Delve into the mysterious biology and lifestyles of hares! Learn why baby hares are so often found alone, what special adaptations hares use to survive, and learn all about the methods of rehabilitating them here at AIWC! A tour of sections of the AIWC facility will follow this presentation.
Party like it’s 1993 and enjoy:
Since our founding in 1993, AIWC has cared for over 31,000 individual injured and orphaned wild animals. Help us celebrate our 25th anniversary and ensure that AIWC is around for another 25 years to care for wildlife in need.
Questions? Please email us at email@example.com Thank you!
Come celebrate spring with us at AIWC for a special talk and tour, all about baby animals! Discover the wide variety of babies that we look after, the special care that many species require, and what you can do to help baby animals in your own backyards. A tour of sections of the AIWC facility will follow this presentation.
Think all skunks are the same? Come out to AIWC for this skunk-themed talk and tour, and learn about the different lives urban and rural skunks lead! We will also delve into why skunks spray, how best to get along with the skunks in your area, and how AIWC can rehabilitate over 50 baby skunks every year. A tour of sections of the AIWC facility will follow this presentation.
Ravens, crows, jays and magpies are often regarding as pest species, yet are some of the most intelligent bird species around. This on-site talk focuses on their complex social structures, problem solving abilities, and the challenges that such clever animals present for local wildlife rehabilitators! A tour of sections of the AIWC facility will follow this presentation.
We humans are able to escape the summer heat merely by removing layers, hanging out near the air-conditioner, or sipping a nice cold drink – but what do our local wild animals do to beat the heat? Join us for a special presentation all about the special behaviours and adaptations wildlife uses to deal with high temperatures. A tour of sections of the AIWC facility will follow this program.
Many of AIWC’s patients during the fall are juvenile hawks who have been hit by cars. This month’s on-site talk will focus on the hawks of Alberta, why they so often are seen near roads, and the main threats facing them in the wild. A tour of sections of the AIWC facility will follow this presentation.
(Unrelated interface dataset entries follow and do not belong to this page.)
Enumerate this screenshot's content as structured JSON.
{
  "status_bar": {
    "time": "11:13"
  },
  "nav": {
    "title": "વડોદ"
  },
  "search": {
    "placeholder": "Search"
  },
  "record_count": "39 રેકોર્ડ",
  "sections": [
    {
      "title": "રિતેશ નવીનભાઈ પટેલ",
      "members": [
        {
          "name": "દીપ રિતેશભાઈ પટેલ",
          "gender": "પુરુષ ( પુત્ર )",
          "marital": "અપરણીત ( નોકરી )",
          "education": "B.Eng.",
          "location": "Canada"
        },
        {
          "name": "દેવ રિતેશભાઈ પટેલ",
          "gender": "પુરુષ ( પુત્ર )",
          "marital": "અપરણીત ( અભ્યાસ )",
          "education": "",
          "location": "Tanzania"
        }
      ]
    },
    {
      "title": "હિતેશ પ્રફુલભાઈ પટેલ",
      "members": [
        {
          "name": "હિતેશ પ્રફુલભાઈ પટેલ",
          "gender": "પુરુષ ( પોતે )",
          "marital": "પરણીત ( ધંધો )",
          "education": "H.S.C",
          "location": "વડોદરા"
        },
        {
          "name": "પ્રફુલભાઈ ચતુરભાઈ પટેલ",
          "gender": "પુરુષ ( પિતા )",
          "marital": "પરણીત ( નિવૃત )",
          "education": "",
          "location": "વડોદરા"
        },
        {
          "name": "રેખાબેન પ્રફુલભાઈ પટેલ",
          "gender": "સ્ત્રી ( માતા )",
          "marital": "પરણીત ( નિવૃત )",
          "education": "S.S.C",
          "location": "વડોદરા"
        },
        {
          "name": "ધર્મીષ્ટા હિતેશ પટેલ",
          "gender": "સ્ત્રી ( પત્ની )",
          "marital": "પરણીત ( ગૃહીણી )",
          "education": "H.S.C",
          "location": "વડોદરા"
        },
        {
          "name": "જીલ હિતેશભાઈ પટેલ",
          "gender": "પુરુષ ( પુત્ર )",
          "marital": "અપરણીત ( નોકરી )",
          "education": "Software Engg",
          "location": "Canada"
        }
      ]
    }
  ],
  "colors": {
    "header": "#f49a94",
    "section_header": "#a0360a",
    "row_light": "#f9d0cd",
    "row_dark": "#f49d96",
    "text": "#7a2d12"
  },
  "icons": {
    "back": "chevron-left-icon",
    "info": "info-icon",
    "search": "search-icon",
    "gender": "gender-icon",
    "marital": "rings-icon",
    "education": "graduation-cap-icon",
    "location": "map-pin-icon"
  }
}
While some animals choose to sleep through the winter, others spend the winter months wide awake – and hungry. Discover how local predatory species overcome the wintery conditions in order to track down their next meal, what’s on the winter menu, and the challenges they face in the wild. A tour of sections of the AIWC facility will follow this presentation.